'Happy Face': Film Review

Happy Face
Courtesy of Film
Empathetic and refreshingly unpreachy.

An imposter joins a support group for unusual-looking people in Alexandre Franchi's drama.

An advocacy drama that doesn't forget it needs to tell an interesting story in order to win viewers over, Alexandre Franchi's Happy Face sometimes risks going too far in its tale of a support group for disfigured people: Though Franchi and cowriter Joelle Bourjolly have thought their metaphors through, they might have picked, say, either Cervantes or Dungeons & Dragons as a window into the trials of those who feel like monsters. The occasional screenwriting surplus aside, this modest production largely succeeds, making the most of performers — some established actors, some first-timers — who come as they are: Instead of FX makeup, they wear the real results of disease, birth defects and violent mishaps; if we're surprised by their ease in front of the camera, it's likely because we've spent our lives averting our gaze from people like them. Imperfect but affecting, the pic leaves one hoping these performers will find more opportunities to play real characters on screen.

It may initially be disappointing to learn that the film's main character is not one of these people, but a good-looking kid with no visible deformities. Stan (Robin L'Houmeau) has disguised himself, pretending he's badly disfigured in order to join this newly formed group. Considering how vulnerable other members make themselves, it's a shocking betrayal of trust, but Stan has his reasons. Though he doesn't mean what he seems to, he's revealing a truth when he tells the group, "I'm disgusting."

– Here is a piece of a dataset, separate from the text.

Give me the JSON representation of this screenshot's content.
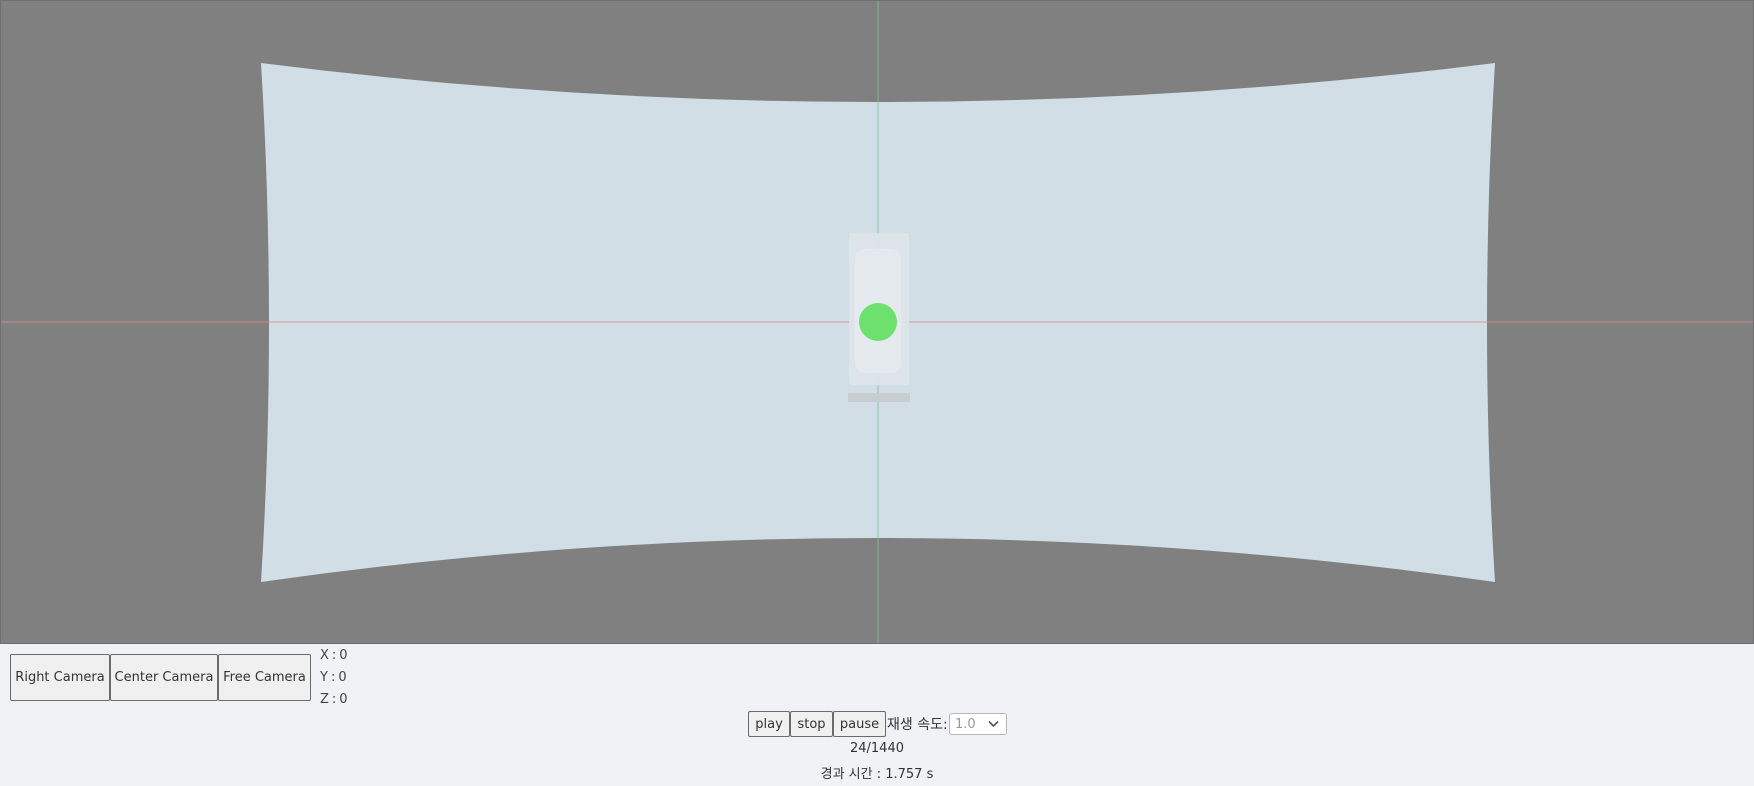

The sessions' leader, Vanessa (Debbie Lynch-White), is also a participant. Allegedly a therapist (her lack of professionalism plays not as a character choice, but as a screenwriting misstep), she plans to use cognitive behavioral therapy to overcome patients' fear of dealing with others. While other participants may be missing a nose, have distractingly lopsided faces or be covered in tiny bubble-like tumors caused by neurofibromatosis, she herself suffers a commonplace "disfigurement": She's fat. Remembering what it was like to be thin and pretty, she's more able than the others to hope for a future of healthy interactions with ordinary people.

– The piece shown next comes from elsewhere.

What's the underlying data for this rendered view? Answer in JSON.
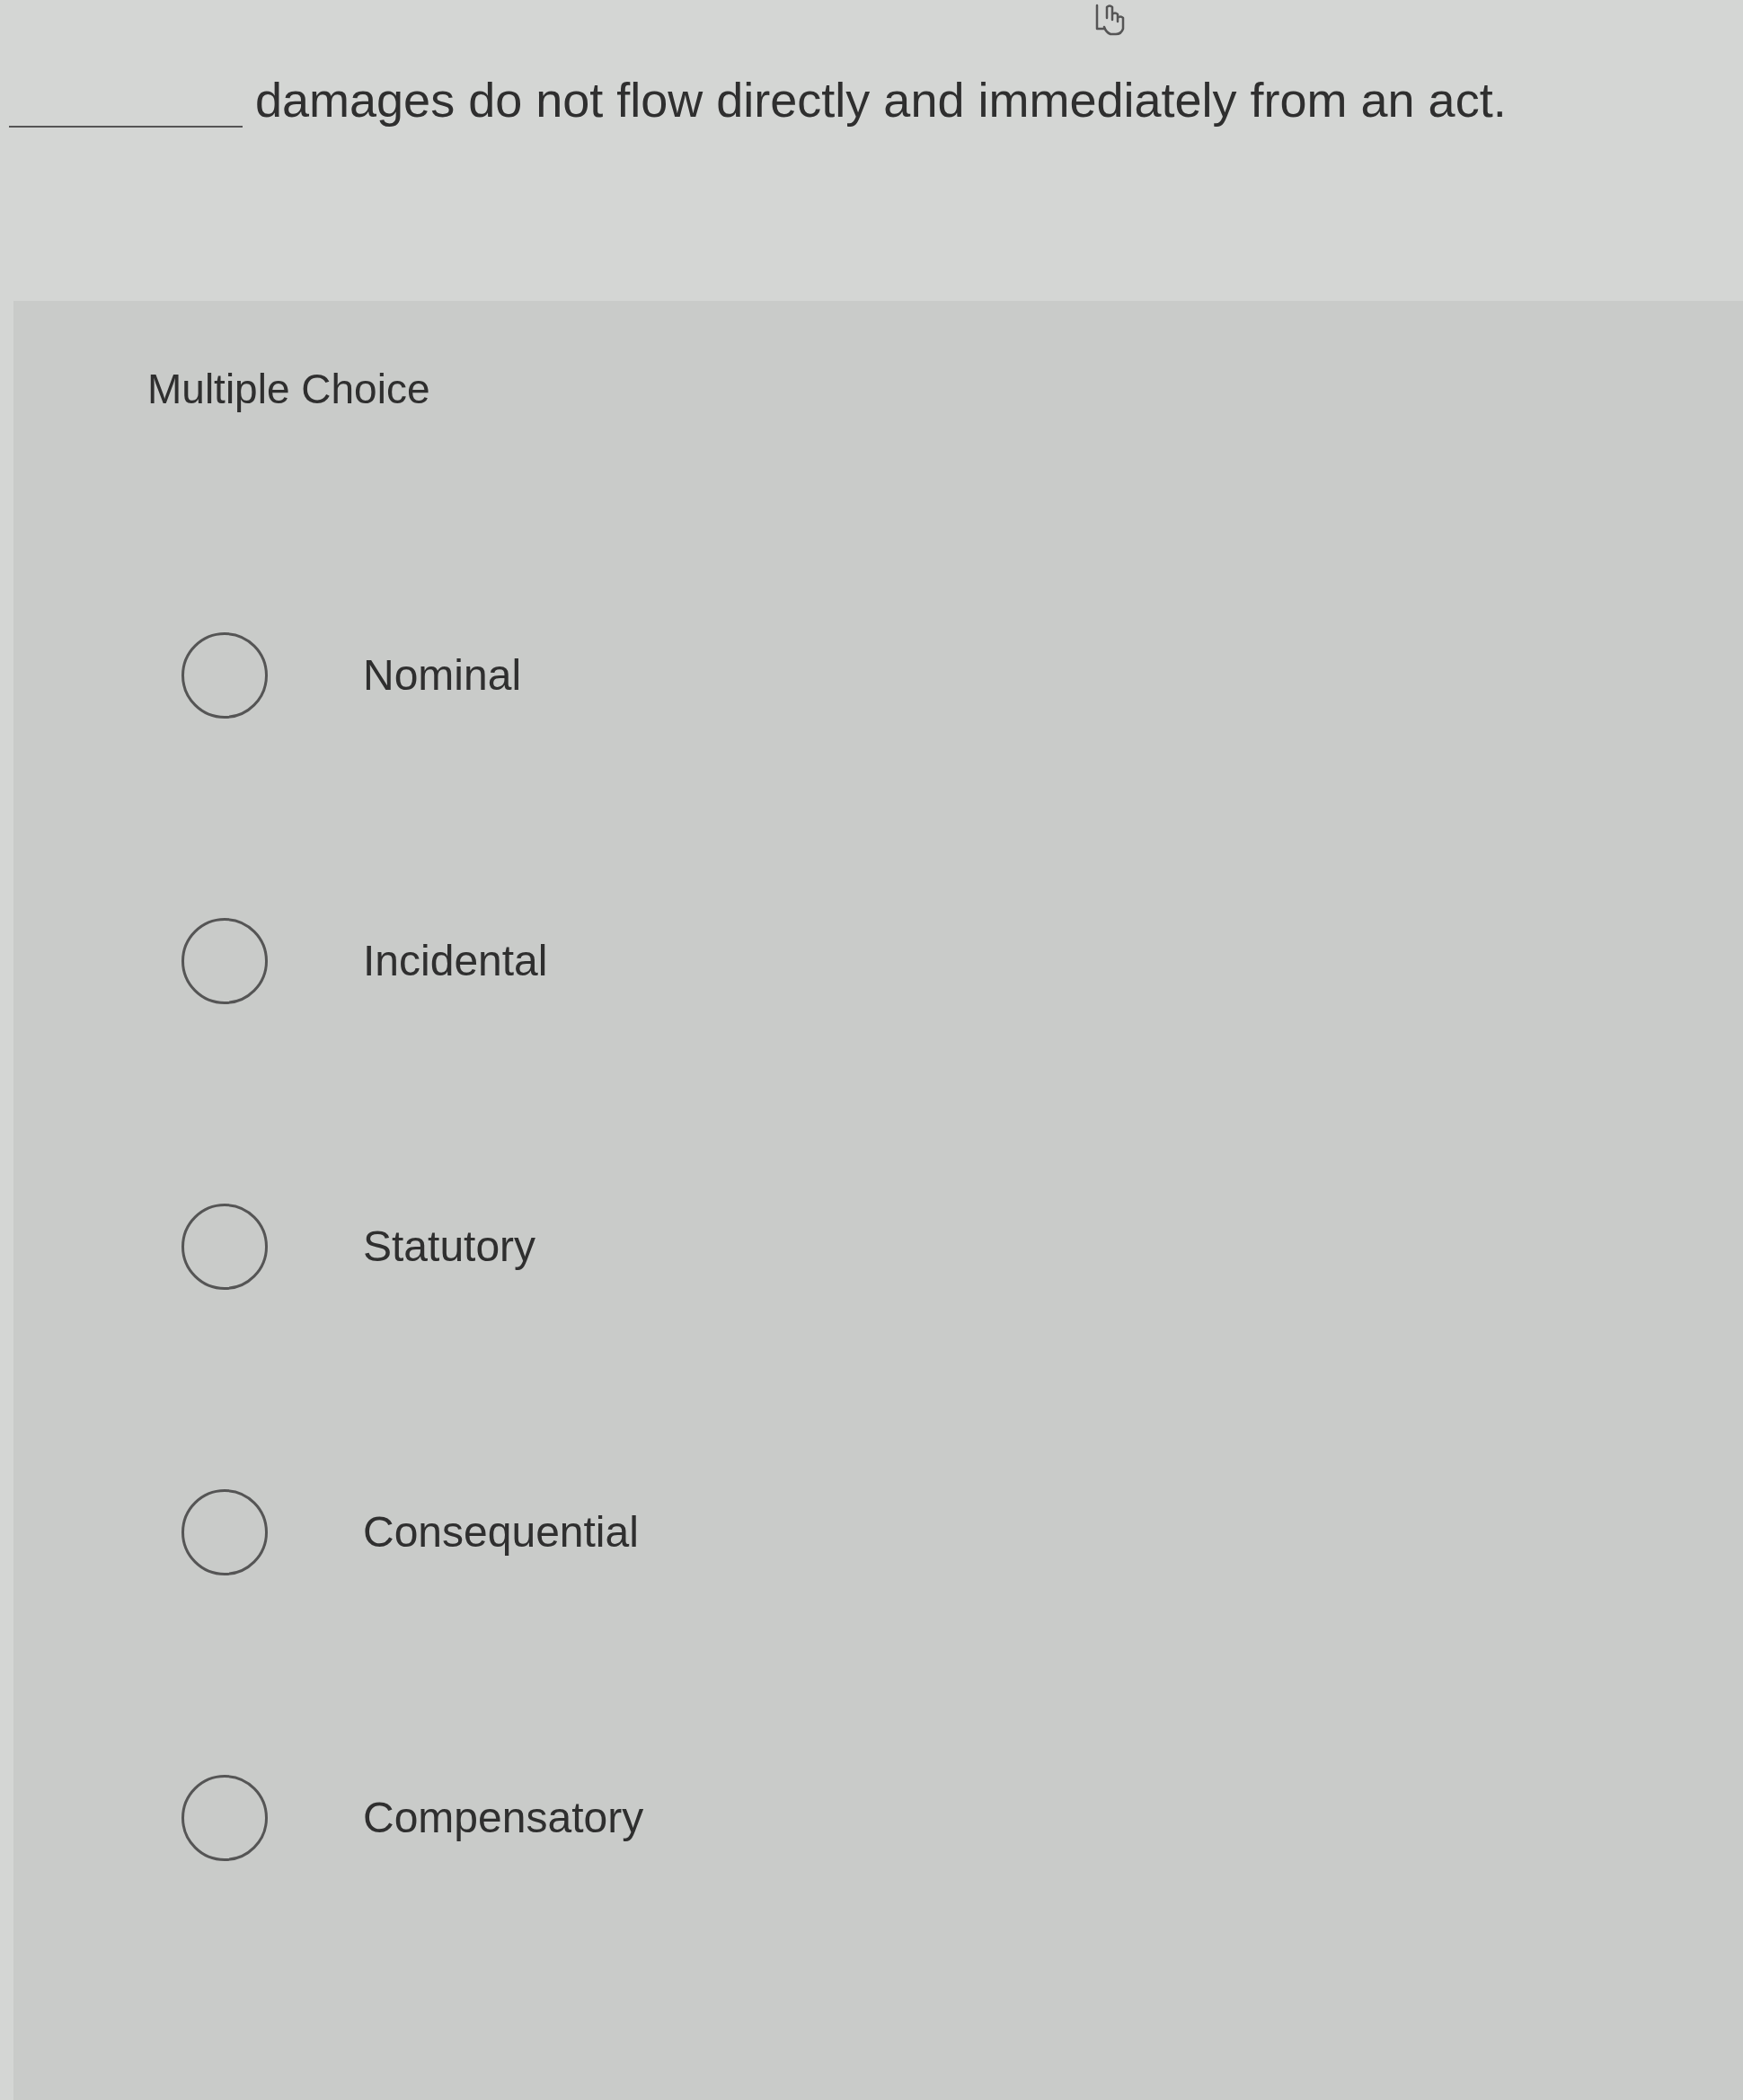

Scenes in which they sit in a circle comparing their experiences sometimes (as with Buck, played by Cindy Nicholsen) draw on real life, and in other cases are purely fictional. Otis, for instance, whose face is deformed in several ways, is painfully shy and quick to pull away from social risk-taking; but David Roche, who plays him, is an "inspirational humorist" with a thriving public-speaking career.

The film could've offered three times as much of this material without suffering from it. But Franchi and Bourjolly quickly disrupt things by exposing Stan's deception, launching parallel storylines. In one, we watch him struggle to confront his mother's terminal illness, using this group as both therapy and distraction. In another, we see him play friendly instigator in the group, suggesting more provocative exercises than those Vanessa assigns. While the script occasionally gives him distractingly implausible insights into others' behavior, the ensemble's chemistry keeps us from minding too much. It's too big a pleasure to see these new friends attempting to bring their inner selves into the open.

Like Don Quixote or the D&D character he plays with his friends, Stan has a mission, and he needs more help than he can admit. The film moves briskly even when his own pace falters, playing disparate elements together more successfully than one might expect. And despite dealing with a truckload of grief, isolation and heartbreak, Happy Face finds a resolution that's optimistic enough to justify its name.

Production companies: Les Films de la Mancha, Line & Content
Distributor: Dark Star Pictures (Available Friday, January 1 in theaters and Tuesday, January 5 on digital and VOD)
Cast: Robin L'Houmeau, Debbie Lynch-White, David Roche, Alison Midstokke, E.R. Ruiz, Noemie Kocher, Cyndy Nicholsen
Director: Alexandre Franchi
Screenwriters: Joelle Bourjolly, Alexandre Franchi
Producers: Alexandre Franchi, Stephane Gerin-Lajoie
Executive producer: Ester Velasco
Director of photography: Claudine Sauve
Production designer: Valerie-Jeanne Mathieu
Costume designer: Mohamed Al Naimi
Editors: Hubert Hayaud, Amelie Labreche
Composer: Gabriel Scotti
Casting directors: Nadia Rona, Vera Miller

97 minutes